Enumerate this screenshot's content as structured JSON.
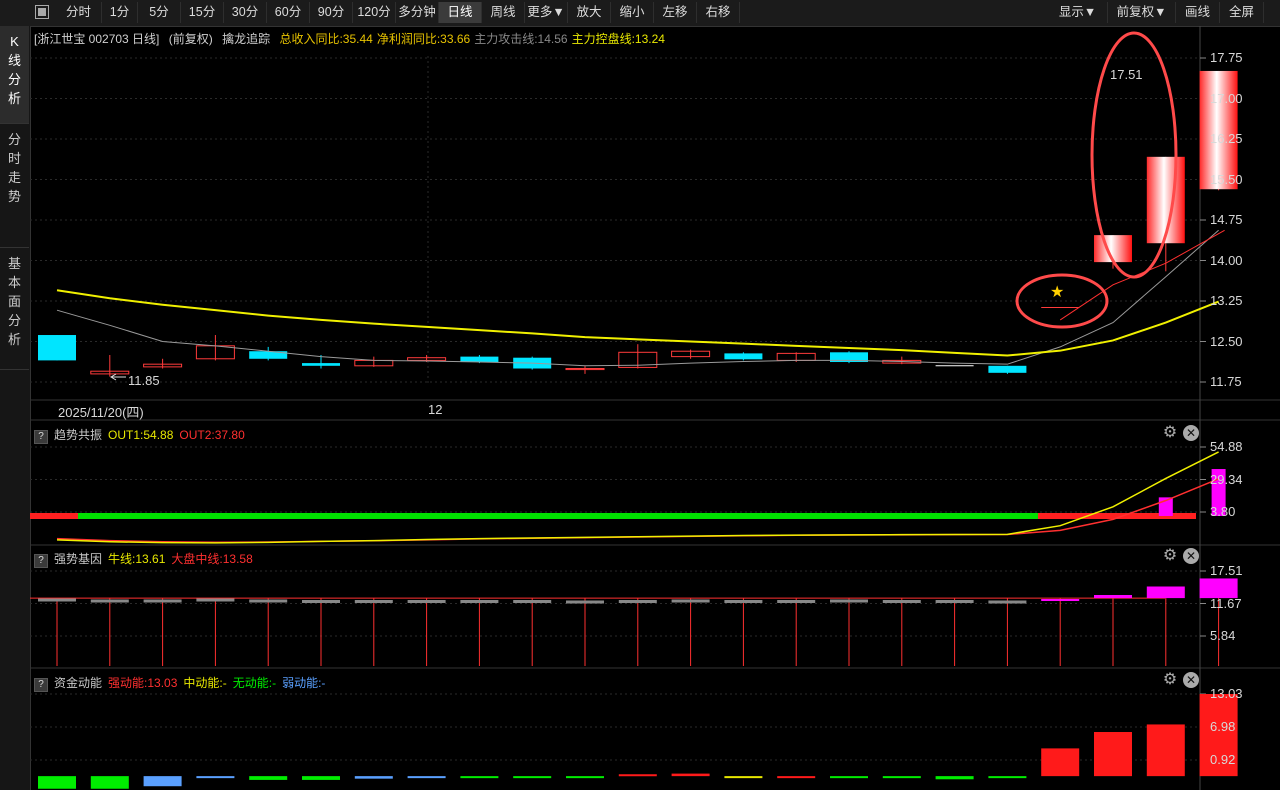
{
  "toolbar": {
    "items": [
      "分时",
      "1分",
      "5分",
      "15分",
      "30分",
      "60分",
      "90分",
      "120分",
      "多分钟",
      "日线",
      "周线",
      "更多▼",
      "放大",
      "缩小",
      "左移",
      "右移"
    ],
    "active": "日线",
    "right_items": [
      "显示▼",
      "前复权▼",
      "画线",
      "全屏"
    ]
  },
  "sidebar": {
    "tabs": [
      {
        "label": "K\n线\n分\n析",
        "active": true
      },
      {
        "label": "分\n时\n走\n势",
        "active": false
      },
      {
        "label": "基\n本\n面\n分\n析",
        "active": false
      }
    ]
  },
  "main": {
    "stock_label": "[浙江世宝 002703 日线]",
    "adjust": "(前复权)",
    "indicator_name": "擒龙追踪",
    "stats": [
      {
        "text": "总收入同比:35.44",
        "color": "#e8c300"
      },
      {
        "text": "净利润同比:33.66",
        "color": "#e8c300"
      },
      {
        "text": "主力攻击线:14.56",
        "color": "#888888"
      },
      {
        "text": "主力控盘线:13.24",
        "color": "#e8e800"
      }
    ],
    "y_ticks": [
      "17.75",
      "17.00",
      "16.25",
      "15.50",
      "14.75",
      "14.00",
      "13.25",
      "12.50",
      "11.75"
    ],
    "high_label": "17.51",
    "low_label": "11.85",
    "date_label": "2025/11/20(四)",
    "month_label": "12"
  },
  "chart_data": {
    "type": "candlestick",
    "ylim": [
      11.75,
      17.75
    ],
    "candles": [
      {
        "o": 12.15,
        "c": 12.62,
        "h": 12.62,
        "l": 12.15,
        "up": false
      },
      {
        "o": 11.9,
        "c": 11.95,
        "h": 12.25,
        "l": 11.85,
        "up": true
      },
      {
        "o": 12.03,
        "c": 12.08,
        "h": 12.18,
        "l": 12.0,
        "up": true
      },
      {
        "o": 12.18,
        "c": 12.42,
        "h": 12.62,
        "l": 12.15,
        "up": true
      },
      {
        "o": 12.32,
        "c": 12.18,
        "h": 12.4,
        "l": 12.15,
        "up": false
      },
      {
        "o": 12.1,
        "c": 12.05,
        "h": 12.25,
        "l": 12.0,
        "up": false
      },
      {
        "o": 12.05,
        "c": 12.15,
        "h": 12.22,
        "l": 12.03,
        "up": true
      },
      {
        "o": 12.15,
        "c": 12.2,
        "h": 12.25,
        "l": 12.12,
        "up": true
      },
      {
        "o": 12.22,
        "c": 12.12,
        "h": 12.25,
        "l": 12.1,
        "up": false
      },
      {
        "o": 12.2,
        "c": 12.0,
        "h": 12.22,
        "l": 11.98,
        "up": false
      },
      {
        "o": 11.98,
        "c": 12.0,
        "h": 12.05,
        "l": 11.9,
        "up": true
      },
      {
        "o": 12.02,
        "c": 12.3,
        "h": 12.45,
        "l": 12.0,
        "up": true
      },
      {
        "o": 12.22,
        "c": 12.32,
        "h": 12.35,
        "l": 12.18,
        "up": true
      },
      {
        "o": 12.28,
        "c": 12.17,
        "h": 12.3,
        "l": 12.15,
        "up": false
      },
      {
        "o": 12.15,
        "c": 12.28,
        "h": 12.3,
        "l": 12.12,
        "up": true
      },
      {
        "o": 12.3,
        "c": 12.12,
        "h": 12.32,
        "l": 12.1,
        "up": false
      },
      {
        "o": 12.1,
        "c": 12.15,
        "h": 12.22,
        "l": 12.08,
        "up": true
      },
      {
        "o": 12.05,
        "c": 12.05,
        "h": 12.05,
        "l": 12.05,
        "up": true
      },
      {
        "o": 12.05,
        "c": 11.92,
        "h": 12.05,
        "l": 11.9,
        "up": false
      },
      {
        "o": 13.13,
        "c": 13.13,
        "h": 13.13,
        "l": 13.13,
        "up": true
      },
      {
        "o": 13.97,
        "c": 14.47,
        "h": 14.47,
        "l": 13.85,
        "up": true
      },
      {
        "o": 14.32,
        "c": 15.92,
        "h": 15.92,
        "l": 13.8,
        "up": true
      },
      {
        "o": 15.32,
        "c": 17.51,
        "h": 17.51,
        "l": 15.3,
        "up": true
      }
    ],
    "ma_yellow": [
      13.45,
      13.3,
      13.18,
      13.08,
      12.98,
      12.9,
      12.83,
      12.77,
      12.71,
      12.65,
      12.58,
      12.54,
      12.5,
      12.46,
      12.42,
      12.38,
      12.34,
      12.29,
      12.24,
      12.33,
      12.52,
      12.85,
      13.24
    ],
    "ma_gray": [
      13.08,
      12.8,
      12.5,
      12.42,
      12.32,
      12.22,
      12.15,
      12.14,
      12.12,
      12.1,
      12.05,
      12.06,
      12.1,
      12.13,
      12.15,
      12.15,
      12.13,
      12.1,
      12.08,
      12.4,
      12.85,
      13.7,
      14.56
    ],
    "star_label": "★"
  },
  "panel1": {
    "name": "趋势共振",
    "out1": "OUT1:54.88",
    "out2": "OUT2:37.80",
    "y_ticks": [
      "54.88",
      "29.34",
      "3.80"
    ],
    "ylim": [
      -3,
      58
    ],
    "out1_line": [
      -1.0,
      -2.2,
      -2.8,
      -2.9,
      -2.6,
      -2.0,
      -1.5,
      -0.8,
      -0.2,
      0.2,
      0.6,
      1.0,
      1.4,
      1.8,
      2.0,
      2.2,
      2.3,
      2.4,
      2.5,
      8.0,
      20.0,
      38.0,
      54.88
    ],
    "out2_line": [
      -0.2,
      -1.5,
      -2.2,
      -2.5,
      -2.4,
      -2.0,
      -1.6,
      -1.0,
      -0.4,
      0.0,
      0.4,
      0.8,
      1.2,
      1.6,
      1.9,
      2.1,
      2.2,
      2.3,
      2.4,
      5.0,
      12.0,
      24.0,
      37.8
    ],
    "bars": [
      0,
      0,
      0,
      0,
      0,
      0,
      0,
      0,
      0,
      0,
      0,
      0,
      0,
      0,
      0,
      0,
      0,
      0,
      0,
      0,
      12,
      26,
      44
    ]
  },
  "panel2": {
    "name": "强势基因",
    "niu": "牛线:13.61",
    "dapan": "大盘中线:13.58",
    "y_ticks": [
      "17.51",
      "11.67",
      "5.84"
    ],
    "ylim": [
      0,
      19
    ],
    "level": 13.58,
    "gray_bars": [
      13.1,
      12.9,
      12.9,
      13.1,
      12.9,
      12.8,
      12.8,
      12.8,
      12.8,
      12.8,
      12.7,
      12.8,
      12.9,
      12.8,
      12.8,
      12.9,
      12.8,
      12.8,
      12.7,
      0,
      0,
      0,
      0
    ],
    "magenta_bars": [
      0,
      0,
      0,
      0,
      0,
      0,
      0,
      0,
      0,
      0,
      0,
      0,
      0,
      0,
      0,
      0,
      0,
      0,
      0,
      13.4,
      14.2,
      15.9,
      17.51
    ]
  },
  "panel3": {
    "name": "资金动能",
    "strong": "强动能:13.03",
    "mid": "中动能:-",
    "none": "无动能:-",
    "weak": "弱动能:-",
    "y_ticks": [
      "13.03",
      "6.98",
      "0.92"
    ],
    "ylim": [
      -2.2,
      13.03
    ],
    "bars": [
      {
        "v": -2.0,
        "c": "#00ee00"
      },
      {
        "v": -2.0,
        "c": "#00ee00"
      },
      {
        "v": -1.6,
        "c": "#5aa0ff"
      },
      {
        "v": -0.2,
        "c": "#5aa0ff"
      },
      {
        "v": -0.6,
        "c": "#00ee00"
      },
      {
        "v": -0.6,
        "c": "#00ee00"
      },
      {
        "v": -0.4,
        "c": "#5aa0ff"
      },
      {
        "v": -0.1,
        "c": "#5aa0ff"
      },
      {
        "v": -0.1,
        "c": "#00ee00"
      },
      {
        "v": -0.3,
        "c": "#00ee00"
      },
      {
        "v": -0.3,
        "c": "#00ee00"
      },
      {
        "v": 0.3,
        "c": "#ff1a1a"
      },
      {
        "v": 0.4,
        "c": "#ff1a1a"
      },
      {
        "v": -0.1,
        "c": "#e8e800"
      },
      {
        "v": -0.1,
        "c": "#ff1a1a"
      },
      {
        "v": -0.1,
        "c": "#00ee00"
      },
      {
        "v": -0.1,
        "c": "#00ee00"
      },
      {
        "v": -0.5,
        "c": "#00ee00"
      },
      {
        "v": 0,
        "c": "#00ee00"
      },
      {
        "v": 4.4,
        "c": "#ff1a1a"
      },
      {
        "v": 7.0,
        "c": "#ff1a1a"
      },
      {
        "v": 8.2,
        "c": "#ff1a1a"
      },
      {
        "v": 13.03,
        "c": "#ff1a1a"
      }
    ]
  }
}
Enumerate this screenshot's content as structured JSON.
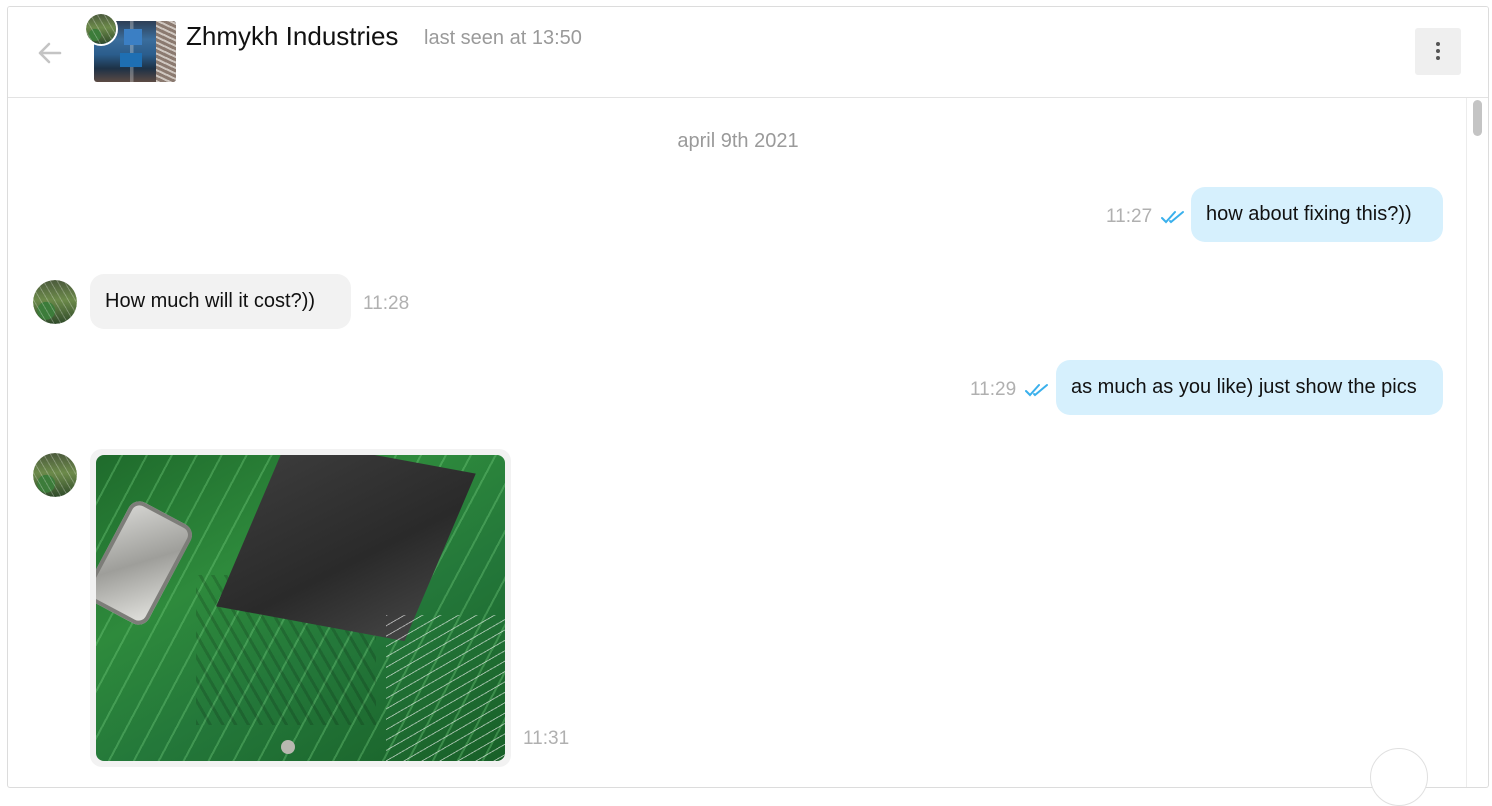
{
  "header": {
    "back_icon": "arrow-left-icon",
    "contact_name": "Zhmykh Industries",
    "status": "last seen at 13:50",
    "menu_icon": "more-vertical-icon"
  },
  "chat": {
    "date_separator": "april 9th 2021",
    "messages": [
      {
        "direction": "out",
        "text": "how about fixing this?))",
        "time": "11:27",
        "status_icon": "double-check-icon"
      },
      {
        "direction": "in",
        "text": "How much will it cost?))",
        "time": "11:28"
      },
      {
        "direction": "out",
        "text": "as much as you like) just show the pics",
        "time": "11:29",
        "status_icon": "double-check-icon"
      },
      {
        "direction": "in",
        "type": "photo",
        "time": "11:31"
      }
    ]
  },
  "colors": {
    "outgoing_bubble": "#d6f0fd",
    "incoming_bubble": "#f2f2f2",
    "read_check": "#3ab0ec",
    "timestamp": "#b0b0b0"
  }
}
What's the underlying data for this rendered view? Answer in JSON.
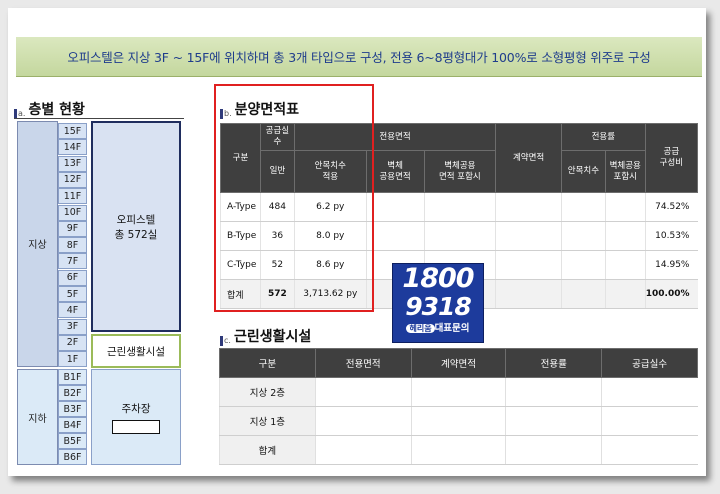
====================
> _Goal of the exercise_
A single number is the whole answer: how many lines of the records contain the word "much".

> _Response area_
2